The Odds of Winning a Lottery


Lotteries are a form of gambling in which people play numbers or balls that are drawn randomly. They are often accompanied by large jackpots or prizes. They can also be used for public purposes, such as the financing of roads or libraries.

The first European lottery was introduced by King Francis I of France in the 1500s. It was a way to raise funds for a variety of projects and acted as a way of taxing the population, much as today’s American state lotteries do.

A lottery usually requires three basic components: a pool of numbers, a set of rules that determine the size and frequency of prizes, and a system for determining who wins. Prizes are typically awarded to winners in two ways: through a one-time payment (cash or lump sum), and through an annuity payments. The choice of which way a prize is paid out depends on the value of the prizes and the amount of money that a winner expects to have at the end of the year.

Despite the fact that the odds of winning are extremely small, it’s important to keep in mind that playing the lottery can be an addictive activity. The costs of playing can add up over the years and can make it difficult to save for retirement or college tuition. In addition, winnings can be subject to income tax.

In some countries, such as the United States, the payouts of lottery jackpots are not always paid in cash. In those cases, a lump-sum payment is made instead, which can be a significant percentage of the advertised prize. This has the advantage of allowing a winner to pocket a larger portion of the prize at the end of the year, but it may not be as lucrative for them in the long run, given that they would have to pay taxes on the full amount at the beginning of the year.

Some states also offer a variety of other types of lotteries, such as scratch-off tickets and keno. The costs of operating these lotteries can be significant and they are not necessarily profitable for the state or sponsor.

The odds of winning a jackpot vary widely depending on the type of lottery.

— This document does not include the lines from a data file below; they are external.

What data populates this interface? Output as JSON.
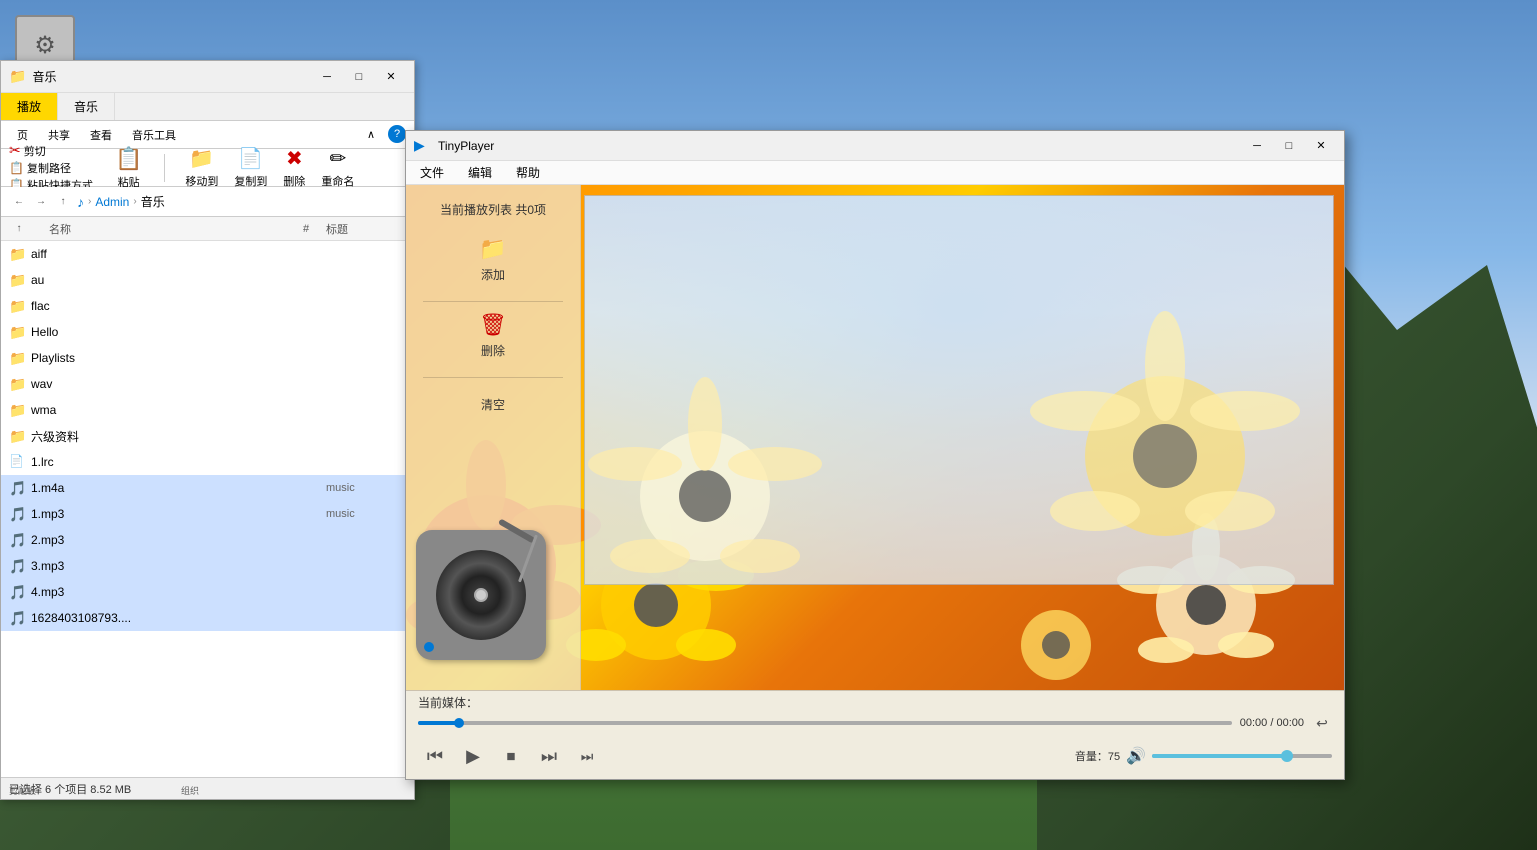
{
  "desktop": {
    "bg_description": "Mountain landscape with sky and forest"
  },
  "taskbar": {
    "gear_icon": "⚙"
  },
  "explorer": {
    "title": "音乐",
    "tabs": [
      {
        "label": "播放",
        "active": true,
        "highlight": true
      },
      {
        "label": "音乐",
        "active": false,
        "highlight": false
      }
    ],
    "second_tabs": [
      {
        "label": "页"
      },
      {
        "label": "共享"
      },
      {
        "label": "查看"
      },
      {
        "label": "音乐工具"
      }
    ],
    "ribbon": {
      "cut_label": "剪切",
      "copy_path_label": "复制路径",
      "paste_shortcut_label": "粘贴快捷方式",
      "paste_label": "粘贴",
      "move_to_label": "移动到",
      "copy_to_label": "复制到",
      "delete_label": "删除",
      "rename_label": "重命名",
      "clipboard_group": "剪贴板",
      "organize_group": "组织"
    },
    "address": {
      "back_icon": "←",
      "forward_icon": "→",
      "up_icon": "↑",
      "music_icon": "♪",
      "path": [
        "Admin",
        "音乐"
      ]
    },
    "columns": {
      "name": "名称",
      "num": "#",
      "title": "标题",
      "up_arrow": "↑"
    },
    "files": [
      {
        "name": "aiff",
        "type": "folder",
        "selected": false
      },
      {
        "name": "au",
        "type": "folder",
        "selected": false
      },
      {
        "name": "flac",
        "type": "folder",
        "selected": false
      },
      {
        "name": "Hello",
        "type": "folder",
        "selected": false
      },
      {
        "name": "Playlists",
        "type": "folder",
        "selected": false
      },
      {
        "name": "wav",
        "type": "folder",
        "selected": false
      },
      {
        "name": "wma",
        "type": "folder",
        "selected": false
      },
      {
        "name": "六级资料",
        "type": "folder",
        "selected": false
      },
      {
        "name": "1.lrc",
        "type": "file",
        "selected": false
      },
      {
        "name": "1.m4a",
        "type": "music",
        "num": "",
        "title": "music",
        "selected": true
      },
      {
        "name": "1.mp3",
        "type": "music",
        "num": "",
        "title": "music",
        "selected": true
      },
      {
        "name": "2.mp3",
        "type": "music",
        "num": "",
        "title": "",
        "selected": true
      },
      {
        "name": "3.mp3",
        "type": "music",
        "num": "",
        "title": "",
        "selected": true
      },
      {
        "name": "4.mp3",
        "type": "music",
        "num": "",
        "title": "",
        "selected": true
      },
      {
        "name": "1628403108793....",
        "type": "music",
        "num": "",
        "title": "",
        "selected": true
      }
    ],
    "status": "已选择 6 个项目  8.52 MB"
  },
  "player": {
    "app_icon": "▶",
    "title": "TinyPlayer",
    "menu_items": [
      "文件",
      "编辑",
      "帮助"
    ],
    "playlist_header": "当前播放列表 共0项",
    "add_btn_label": "添加",
    "delete_btn_label": "删除",
    "clear_btn_label": "清空",
    "current_media_label": "当前媒体：",
    "time": "00:00 / 00:00",
    "volume_label": "音量：75",
    "controls": {
      "prev": "⏮",
      "play": "▶",
      "stop": "⏹",
      "next": "⏭",
      "skip": "⏭"
    },
    "progress_percent": 0,
    "volume_percent": 75
  }
}
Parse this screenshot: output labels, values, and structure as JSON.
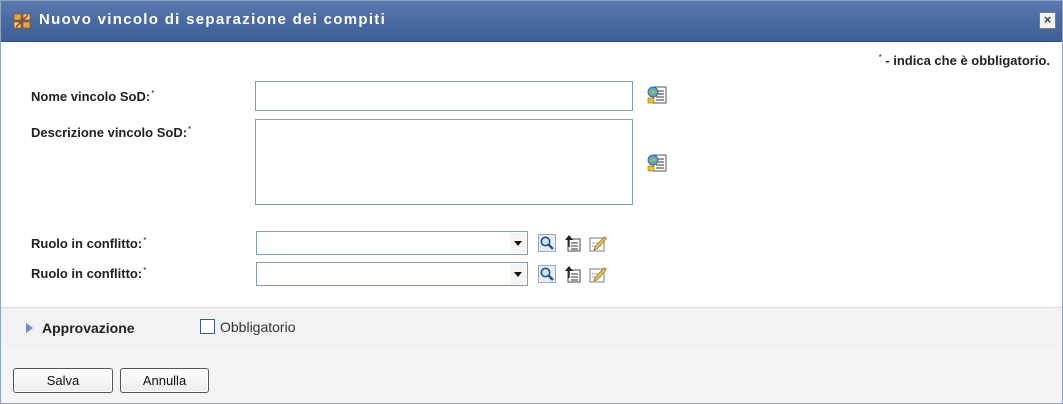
{
  "dialog": {
    "title": "Nuovo vincolo di separazione dei compiti",
    "close_glyph": "×"
  },
  "required_note": {
    "star": "*",
    "text": " - indica che è obbligatorio."
  },
  "form": {
    "name_label": "Nome vincolo SoD:",
    "name_value": "",
    "description_label": "Descrizione vincolo SoD:",
    "description_value": "",
    "required_star": "*",
    "conflict_roles": [
      {
        "label": "Ruolo in conflitto:",
        "value": ""
      },
      {
        "label": "Ruolo in conflitto:",
        "value": ""
      }
    ]
  },
  "approval": {
    "label": "Approvazione",
    "checkbox_label": "Obbligatorio",
    "checked": false
  },
  "buttons": {
    "save": "Salva",
    "cancel": "Annulla"
  },
  "icons": {
    "title": "role-sod-icon",
    "localize": "localize-icon",
    "search": "search-icon",
    "history": "history-icon",
    "edit": "edit-icon"
  },
  "colors": {
    "titlebar": "#4a6aa2",
    "approval_bar": "#f2f2f2",
    "footer": "#f4f4f4"
  }
}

For example, the odds of winning a jackpot on a lottery that has six balls is 18,009,460:1; but the odds of winning a jackpot on 81 ball are 17,649,427:1. These differences are important because they affect ticket sales and therefore the amount of money available to the winners.

Many of these different types of lotteries can be found in different parts of the world, with the most common being American and German. They have become increasingly popular in recent years, with the number of people participating growing steadily.

While they are an excellent source of revenue for governments, there are some problems with them. First of all, they are not as transparent as other taxes, and consumers don’t know how much of the ticket price is going to go to the government and what is left to pay out in prizes.